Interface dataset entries
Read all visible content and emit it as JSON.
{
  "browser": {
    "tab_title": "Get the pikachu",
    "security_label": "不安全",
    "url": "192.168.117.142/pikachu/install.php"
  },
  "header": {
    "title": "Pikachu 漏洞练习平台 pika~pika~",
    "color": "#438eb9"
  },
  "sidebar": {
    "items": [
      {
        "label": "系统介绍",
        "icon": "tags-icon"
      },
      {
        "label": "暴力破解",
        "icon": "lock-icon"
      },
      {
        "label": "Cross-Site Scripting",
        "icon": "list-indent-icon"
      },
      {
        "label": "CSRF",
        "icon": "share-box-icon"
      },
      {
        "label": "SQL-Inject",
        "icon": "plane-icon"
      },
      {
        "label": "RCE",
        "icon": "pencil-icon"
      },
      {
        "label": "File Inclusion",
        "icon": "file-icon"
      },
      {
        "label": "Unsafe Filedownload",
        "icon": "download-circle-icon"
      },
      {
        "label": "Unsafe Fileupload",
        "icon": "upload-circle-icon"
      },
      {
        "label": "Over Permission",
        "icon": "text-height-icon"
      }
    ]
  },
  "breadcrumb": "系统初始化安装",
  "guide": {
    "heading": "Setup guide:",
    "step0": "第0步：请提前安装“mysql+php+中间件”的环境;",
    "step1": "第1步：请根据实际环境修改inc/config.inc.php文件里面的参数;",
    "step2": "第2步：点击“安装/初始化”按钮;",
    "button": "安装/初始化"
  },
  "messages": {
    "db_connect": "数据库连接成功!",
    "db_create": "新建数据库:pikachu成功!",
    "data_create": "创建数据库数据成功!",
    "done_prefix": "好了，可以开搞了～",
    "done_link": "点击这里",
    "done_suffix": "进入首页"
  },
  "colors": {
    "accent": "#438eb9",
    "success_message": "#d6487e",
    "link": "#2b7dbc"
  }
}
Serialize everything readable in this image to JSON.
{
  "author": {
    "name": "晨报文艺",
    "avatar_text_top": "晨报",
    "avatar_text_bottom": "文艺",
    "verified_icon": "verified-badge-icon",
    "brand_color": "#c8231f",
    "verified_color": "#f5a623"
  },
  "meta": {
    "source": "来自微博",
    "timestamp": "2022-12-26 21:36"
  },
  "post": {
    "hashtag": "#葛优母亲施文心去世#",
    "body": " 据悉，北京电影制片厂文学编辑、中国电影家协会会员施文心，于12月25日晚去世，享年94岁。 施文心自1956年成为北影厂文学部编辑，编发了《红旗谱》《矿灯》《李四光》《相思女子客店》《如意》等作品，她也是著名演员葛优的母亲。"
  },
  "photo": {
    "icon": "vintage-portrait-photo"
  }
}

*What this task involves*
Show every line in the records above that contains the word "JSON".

*Answer*
Read all visible content and emit it as JSON.
Serialize everything readable in this image to JSON.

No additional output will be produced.